Gwen Stefani is defending her era of the “Harajuku Girls”, 15 years later.
The hit song appeared on her studio album Love. Angel. Music. Baby., and even inspired a line of perfume and a tour. But now, it’s being criticized for cultural appropriation.
Stefani, 50, chatted with Billboard and defended herself, “When it first came out, I think people understood that it was an artistic and literal bow down to a culture that I was a superfan of.”
She continued, “This album was like a dream. I went in thinking I’m going to make something that could never be possible — me doing a dance record — come true. It was almost like a joke, because I thought that could never happen to me. So it was my fantasy. When the Harajuku Girls came out, it was like, you’re not even real, you’re a dream. It wasn’t like, ‘You’re not real because you’re Asian.’ Are you kidding me? That would be horrifying!”
Stefani insisted the girls were hired as dancers, “So when people asked me about it during radio interviews, I told them this was all a concept and we were having fun. By the way, the girls were cast to be dancers — that’s all.”

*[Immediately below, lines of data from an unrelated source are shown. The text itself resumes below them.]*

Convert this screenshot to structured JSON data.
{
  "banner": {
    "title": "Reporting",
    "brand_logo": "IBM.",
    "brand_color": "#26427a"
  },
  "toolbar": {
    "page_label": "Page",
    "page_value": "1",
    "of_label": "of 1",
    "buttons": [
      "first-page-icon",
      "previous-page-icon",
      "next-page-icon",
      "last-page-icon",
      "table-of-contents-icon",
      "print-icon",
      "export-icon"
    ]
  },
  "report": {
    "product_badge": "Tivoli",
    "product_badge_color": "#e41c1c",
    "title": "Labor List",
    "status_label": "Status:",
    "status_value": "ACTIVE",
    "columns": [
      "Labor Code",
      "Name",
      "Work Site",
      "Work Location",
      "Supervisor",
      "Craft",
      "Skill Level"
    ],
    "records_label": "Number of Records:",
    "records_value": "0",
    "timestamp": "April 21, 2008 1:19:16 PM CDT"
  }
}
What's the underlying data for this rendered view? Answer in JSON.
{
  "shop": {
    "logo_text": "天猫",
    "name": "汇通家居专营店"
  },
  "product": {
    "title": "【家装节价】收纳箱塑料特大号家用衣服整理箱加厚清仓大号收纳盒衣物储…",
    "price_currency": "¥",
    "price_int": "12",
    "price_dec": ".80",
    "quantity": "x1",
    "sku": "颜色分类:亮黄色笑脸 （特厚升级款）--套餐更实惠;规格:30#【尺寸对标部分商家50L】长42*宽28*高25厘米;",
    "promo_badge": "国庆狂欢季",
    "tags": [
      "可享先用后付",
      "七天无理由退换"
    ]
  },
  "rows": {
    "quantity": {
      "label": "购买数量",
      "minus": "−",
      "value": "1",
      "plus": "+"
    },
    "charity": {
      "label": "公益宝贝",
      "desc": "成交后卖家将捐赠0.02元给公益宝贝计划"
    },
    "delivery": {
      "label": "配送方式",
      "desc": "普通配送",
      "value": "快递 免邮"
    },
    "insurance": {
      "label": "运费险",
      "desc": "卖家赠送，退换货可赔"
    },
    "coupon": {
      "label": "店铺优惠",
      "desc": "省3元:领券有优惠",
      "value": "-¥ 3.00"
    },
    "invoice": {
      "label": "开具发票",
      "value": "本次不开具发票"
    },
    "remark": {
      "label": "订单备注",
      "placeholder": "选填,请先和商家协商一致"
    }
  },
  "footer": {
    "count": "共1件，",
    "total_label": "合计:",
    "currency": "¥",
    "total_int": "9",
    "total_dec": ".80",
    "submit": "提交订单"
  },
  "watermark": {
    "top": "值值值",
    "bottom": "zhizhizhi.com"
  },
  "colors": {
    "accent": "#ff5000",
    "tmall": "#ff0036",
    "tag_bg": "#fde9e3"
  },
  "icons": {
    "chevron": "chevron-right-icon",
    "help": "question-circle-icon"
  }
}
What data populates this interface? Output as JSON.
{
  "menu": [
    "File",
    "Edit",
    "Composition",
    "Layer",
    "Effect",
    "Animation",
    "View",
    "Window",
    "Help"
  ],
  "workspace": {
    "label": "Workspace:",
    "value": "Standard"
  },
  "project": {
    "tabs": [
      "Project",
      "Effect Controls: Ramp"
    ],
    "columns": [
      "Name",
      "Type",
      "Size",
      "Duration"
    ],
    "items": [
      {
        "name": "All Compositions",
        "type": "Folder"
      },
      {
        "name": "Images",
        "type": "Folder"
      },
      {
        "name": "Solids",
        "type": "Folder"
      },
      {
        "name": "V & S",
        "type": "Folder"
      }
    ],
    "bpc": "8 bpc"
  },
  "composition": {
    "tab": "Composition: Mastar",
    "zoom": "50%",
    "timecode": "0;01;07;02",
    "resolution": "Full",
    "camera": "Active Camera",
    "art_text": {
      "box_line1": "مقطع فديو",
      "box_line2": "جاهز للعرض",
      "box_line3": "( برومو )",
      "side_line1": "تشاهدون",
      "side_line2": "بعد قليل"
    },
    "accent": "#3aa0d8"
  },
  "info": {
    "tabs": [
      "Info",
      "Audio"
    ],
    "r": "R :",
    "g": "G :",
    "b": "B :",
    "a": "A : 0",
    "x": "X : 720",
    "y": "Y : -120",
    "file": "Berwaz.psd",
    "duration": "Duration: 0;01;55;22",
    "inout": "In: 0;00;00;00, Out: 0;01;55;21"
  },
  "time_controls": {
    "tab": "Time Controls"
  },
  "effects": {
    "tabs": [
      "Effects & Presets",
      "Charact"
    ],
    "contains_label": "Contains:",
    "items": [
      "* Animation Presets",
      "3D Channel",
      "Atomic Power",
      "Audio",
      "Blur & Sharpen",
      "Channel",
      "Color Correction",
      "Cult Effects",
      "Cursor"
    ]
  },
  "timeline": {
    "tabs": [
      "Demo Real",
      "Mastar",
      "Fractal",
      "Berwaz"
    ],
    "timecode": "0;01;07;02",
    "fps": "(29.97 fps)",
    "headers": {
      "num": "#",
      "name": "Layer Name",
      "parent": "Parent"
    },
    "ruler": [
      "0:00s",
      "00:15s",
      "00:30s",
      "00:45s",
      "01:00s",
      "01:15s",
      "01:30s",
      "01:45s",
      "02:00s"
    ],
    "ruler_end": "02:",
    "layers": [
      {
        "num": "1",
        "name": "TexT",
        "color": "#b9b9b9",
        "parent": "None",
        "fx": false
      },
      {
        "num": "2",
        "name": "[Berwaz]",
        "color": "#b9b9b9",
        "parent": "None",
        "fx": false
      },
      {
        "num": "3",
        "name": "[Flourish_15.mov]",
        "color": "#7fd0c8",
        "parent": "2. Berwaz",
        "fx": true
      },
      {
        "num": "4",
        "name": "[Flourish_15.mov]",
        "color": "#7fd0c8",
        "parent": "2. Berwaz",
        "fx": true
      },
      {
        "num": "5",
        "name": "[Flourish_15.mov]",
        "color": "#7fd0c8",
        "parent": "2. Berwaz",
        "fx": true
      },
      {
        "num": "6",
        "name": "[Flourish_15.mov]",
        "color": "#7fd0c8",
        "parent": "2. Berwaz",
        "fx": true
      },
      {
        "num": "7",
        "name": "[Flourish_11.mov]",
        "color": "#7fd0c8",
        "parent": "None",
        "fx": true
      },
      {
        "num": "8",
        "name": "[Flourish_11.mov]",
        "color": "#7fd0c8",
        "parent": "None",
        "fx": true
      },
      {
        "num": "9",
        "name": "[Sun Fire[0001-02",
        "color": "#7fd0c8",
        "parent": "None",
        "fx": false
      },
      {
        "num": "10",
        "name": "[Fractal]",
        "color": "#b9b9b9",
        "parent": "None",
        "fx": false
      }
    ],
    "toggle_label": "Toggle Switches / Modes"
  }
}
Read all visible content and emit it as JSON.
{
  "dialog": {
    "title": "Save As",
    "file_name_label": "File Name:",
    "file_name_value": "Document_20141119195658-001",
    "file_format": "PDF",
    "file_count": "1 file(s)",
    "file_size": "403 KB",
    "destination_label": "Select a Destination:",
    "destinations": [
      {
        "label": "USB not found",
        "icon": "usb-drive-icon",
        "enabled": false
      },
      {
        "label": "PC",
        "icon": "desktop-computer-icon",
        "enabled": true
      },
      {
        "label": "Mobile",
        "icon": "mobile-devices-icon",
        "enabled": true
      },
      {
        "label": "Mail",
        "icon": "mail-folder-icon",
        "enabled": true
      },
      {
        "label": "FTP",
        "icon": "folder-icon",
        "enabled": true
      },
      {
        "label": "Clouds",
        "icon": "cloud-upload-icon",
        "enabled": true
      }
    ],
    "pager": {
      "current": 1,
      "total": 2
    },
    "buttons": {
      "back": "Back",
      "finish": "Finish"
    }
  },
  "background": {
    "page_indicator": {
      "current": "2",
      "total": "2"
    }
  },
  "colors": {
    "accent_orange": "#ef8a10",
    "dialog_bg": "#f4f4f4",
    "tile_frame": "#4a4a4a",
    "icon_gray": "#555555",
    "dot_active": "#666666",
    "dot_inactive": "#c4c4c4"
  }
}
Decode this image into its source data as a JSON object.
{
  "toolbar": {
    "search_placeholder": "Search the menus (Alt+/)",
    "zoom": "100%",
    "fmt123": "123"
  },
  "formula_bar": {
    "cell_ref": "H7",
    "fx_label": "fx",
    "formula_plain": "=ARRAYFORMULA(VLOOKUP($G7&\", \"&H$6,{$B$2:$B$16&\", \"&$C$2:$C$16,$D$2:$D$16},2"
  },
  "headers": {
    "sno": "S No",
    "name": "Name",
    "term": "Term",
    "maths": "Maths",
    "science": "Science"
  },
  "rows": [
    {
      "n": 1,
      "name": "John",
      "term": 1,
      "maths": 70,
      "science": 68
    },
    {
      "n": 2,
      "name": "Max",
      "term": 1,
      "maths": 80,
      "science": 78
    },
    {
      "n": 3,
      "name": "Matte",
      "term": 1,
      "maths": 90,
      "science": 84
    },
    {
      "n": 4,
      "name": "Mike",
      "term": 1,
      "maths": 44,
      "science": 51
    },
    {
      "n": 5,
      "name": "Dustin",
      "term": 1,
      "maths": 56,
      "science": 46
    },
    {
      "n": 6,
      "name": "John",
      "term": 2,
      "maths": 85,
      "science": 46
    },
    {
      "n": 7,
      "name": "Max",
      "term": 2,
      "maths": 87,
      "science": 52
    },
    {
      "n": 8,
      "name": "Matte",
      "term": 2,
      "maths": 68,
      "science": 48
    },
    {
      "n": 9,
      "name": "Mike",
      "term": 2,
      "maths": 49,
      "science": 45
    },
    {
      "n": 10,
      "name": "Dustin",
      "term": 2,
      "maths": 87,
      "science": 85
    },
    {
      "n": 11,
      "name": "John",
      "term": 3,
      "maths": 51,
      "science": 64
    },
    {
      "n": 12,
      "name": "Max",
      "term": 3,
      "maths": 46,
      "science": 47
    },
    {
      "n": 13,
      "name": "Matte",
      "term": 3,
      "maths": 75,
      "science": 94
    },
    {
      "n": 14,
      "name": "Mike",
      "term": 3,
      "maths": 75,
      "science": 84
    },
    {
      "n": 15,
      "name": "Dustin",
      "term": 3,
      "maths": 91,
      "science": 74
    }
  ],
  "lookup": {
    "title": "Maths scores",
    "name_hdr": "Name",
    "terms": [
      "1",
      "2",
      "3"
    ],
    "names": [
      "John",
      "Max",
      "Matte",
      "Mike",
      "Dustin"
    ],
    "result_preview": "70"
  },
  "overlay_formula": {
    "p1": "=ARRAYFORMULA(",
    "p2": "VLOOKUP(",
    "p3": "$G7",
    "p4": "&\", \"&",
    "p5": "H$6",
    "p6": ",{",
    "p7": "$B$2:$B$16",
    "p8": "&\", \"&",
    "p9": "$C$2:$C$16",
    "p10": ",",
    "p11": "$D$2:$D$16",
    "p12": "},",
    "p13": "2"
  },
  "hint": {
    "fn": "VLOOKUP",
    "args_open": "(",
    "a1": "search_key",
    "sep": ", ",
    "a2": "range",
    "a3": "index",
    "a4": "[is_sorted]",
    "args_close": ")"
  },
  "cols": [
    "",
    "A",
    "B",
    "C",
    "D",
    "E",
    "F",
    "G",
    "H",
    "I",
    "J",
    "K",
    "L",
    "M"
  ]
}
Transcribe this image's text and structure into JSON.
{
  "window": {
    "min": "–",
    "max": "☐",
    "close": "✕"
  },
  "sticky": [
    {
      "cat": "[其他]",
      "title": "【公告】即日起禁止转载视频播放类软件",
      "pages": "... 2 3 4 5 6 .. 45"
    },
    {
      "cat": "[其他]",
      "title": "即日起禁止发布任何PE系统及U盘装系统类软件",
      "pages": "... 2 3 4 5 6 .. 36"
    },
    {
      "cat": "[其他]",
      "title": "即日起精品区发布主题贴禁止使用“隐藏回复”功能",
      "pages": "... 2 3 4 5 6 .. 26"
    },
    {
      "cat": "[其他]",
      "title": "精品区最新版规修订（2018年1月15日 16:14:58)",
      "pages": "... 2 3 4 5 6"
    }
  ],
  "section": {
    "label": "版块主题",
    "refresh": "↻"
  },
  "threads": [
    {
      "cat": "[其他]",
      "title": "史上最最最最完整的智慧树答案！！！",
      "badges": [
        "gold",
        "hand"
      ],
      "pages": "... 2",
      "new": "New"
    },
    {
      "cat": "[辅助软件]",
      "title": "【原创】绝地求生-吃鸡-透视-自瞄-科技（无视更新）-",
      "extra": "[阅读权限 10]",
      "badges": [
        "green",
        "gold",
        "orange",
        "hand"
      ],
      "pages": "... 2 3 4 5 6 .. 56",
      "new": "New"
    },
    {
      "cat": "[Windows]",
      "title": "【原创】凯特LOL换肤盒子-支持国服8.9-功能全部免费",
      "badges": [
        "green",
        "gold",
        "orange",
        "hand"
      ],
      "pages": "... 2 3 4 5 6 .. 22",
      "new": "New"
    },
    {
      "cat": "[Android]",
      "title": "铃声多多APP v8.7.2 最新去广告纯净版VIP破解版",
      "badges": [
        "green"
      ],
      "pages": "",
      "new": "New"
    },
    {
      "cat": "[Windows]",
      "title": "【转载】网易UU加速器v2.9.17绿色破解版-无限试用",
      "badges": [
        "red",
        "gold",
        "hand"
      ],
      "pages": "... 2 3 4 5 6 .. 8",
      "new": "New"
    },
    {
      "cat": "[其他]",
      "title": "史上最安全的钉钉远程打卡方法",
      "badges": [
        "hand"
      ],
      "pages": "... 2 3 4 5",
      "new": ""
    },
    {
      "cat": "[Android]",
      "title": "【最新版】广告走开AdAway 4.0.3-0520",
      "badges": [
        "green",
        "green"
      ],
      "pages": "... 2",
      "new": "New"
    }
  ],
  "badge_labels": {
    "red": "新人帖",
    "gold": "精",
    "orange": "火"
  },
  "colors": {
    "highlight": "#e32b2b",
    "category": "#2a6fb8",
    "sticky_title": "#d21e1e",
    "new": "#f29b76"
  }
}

She added, “I wanted to write a song that talked about my love for Harajuku. When you’re from Anaheim and never traveled outside of your city until you’re 21-years-old, it was really crazy to go to Japan. My dad went there a lot because he worked with Yamaha motorcycles, so I had a fascination from a young age. When I got there and saw how fashion-obsessed they were, I thought they were my people, because my style was so unique. I get a little defensive when people [call it culture appropriation], because if we didn’t allow each other to share our cultures, what would we be? You take pride in your culture and have traditions, and then you share them for new things to be created.”
Love. Angel. Music. Baby. came out in 2004.